When I first started blogging, earlier this year, I made the mistake of linking to every single poll that came out. We won't be doing that anymore. I've concluded that polls--and especially national polls--are only part of the picture when it comes to a national race. But my hunch is there are a bunch of us here longing to play David Axelrod. So let's have at it.

Megan thinks Obama is in trouble because McCain is up by almost three points in the RCP average. Maybe. I think comparing Obama and McCain right after the Republican convention is a bad idea. Moreover, I think national polls are a bad idea in a system that basically is a state by state race. A candidate's lead in the national poll doesn't neccesarily mean he's flipping battleground states. Just as likely, he could just gaining meaningless, entrenched support in states he already owned.Which is one of the reasons, I'm going to go with Nate on this, who after looking at six battleground states concludes:

At a macro level, these numbers seem like basically good news for Obama, since the overall numbers in swing states haven't moved much at all - just shifted around some from region to region. McCain is polling about 3 points better right now than he was at the pre-convention equilibrium. It's possible that those 3 points are manifesting themselves mostly in states that were already very red. Maybe Obama will lose Idaho and Nebraska and Alabama by 30 points rather than 20, but that doesn't help McCain very much electorally (an exception might be in a state like Indiana).

In other words, I suspect that the probability of Obama winning the electoral college while losing the popular vote probably increased as a result of the post-convention dynamics. If you literally just looked at the polling out today, McCain would win the popular vote by 2-3 points, but Obama would probably be at least even money in the electoral college, by just barely holding onto Michigan and Pennsylvania and then either winning the Colorado/Iowa/New Mexico parlay, or perhaps Florida.

It's important that that is a very very qualified answer. McCain could still win this thing.

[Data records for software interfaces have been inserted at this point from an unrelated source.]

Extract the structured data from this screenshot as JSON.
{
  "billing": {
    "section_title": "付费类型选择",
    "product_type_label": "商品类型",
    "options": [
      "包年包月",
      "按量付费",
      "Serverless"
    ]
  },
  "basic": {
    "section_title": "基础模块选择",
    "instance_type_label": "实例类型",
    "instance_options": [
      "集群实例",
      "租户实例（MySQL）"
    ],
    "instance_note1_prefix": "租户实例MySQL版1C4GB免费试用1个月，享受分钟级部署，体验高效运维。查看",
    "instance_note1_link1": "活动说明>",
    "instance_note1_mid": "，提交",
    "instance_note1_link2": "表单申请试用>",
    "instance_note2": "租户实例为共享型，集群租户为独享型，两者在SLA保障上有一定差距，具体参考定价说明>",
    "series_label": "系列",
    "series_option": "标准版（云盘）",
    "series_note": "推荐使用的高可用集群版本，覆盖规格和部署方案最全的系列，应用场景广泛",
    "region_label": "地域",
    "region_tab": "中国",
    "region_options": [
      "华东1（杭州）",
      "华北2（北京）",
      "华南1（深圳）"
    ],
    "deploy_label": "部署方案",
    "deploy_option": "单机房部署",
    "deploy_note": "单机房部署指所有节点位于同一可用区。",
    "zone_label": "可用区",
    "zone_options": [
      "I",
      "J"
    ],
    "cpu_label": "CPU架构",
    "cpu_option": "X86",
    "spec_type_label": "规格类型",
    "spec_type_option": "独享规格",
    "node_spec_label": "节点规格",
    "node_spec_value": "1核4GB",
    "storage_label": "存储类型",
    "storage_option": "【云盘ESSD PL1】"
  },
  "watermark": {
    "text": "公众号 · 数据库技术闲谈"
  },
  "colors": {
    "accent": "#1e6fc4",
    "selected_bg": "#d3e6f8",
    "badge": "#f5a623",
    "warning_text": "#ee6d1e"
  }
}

But liberals need to be careful about assuming that they're watching Al Gore and John Kerry on loop.

We want to hear what you think about this article. Submit a letter to the editor or write to letters@theatlantic.com.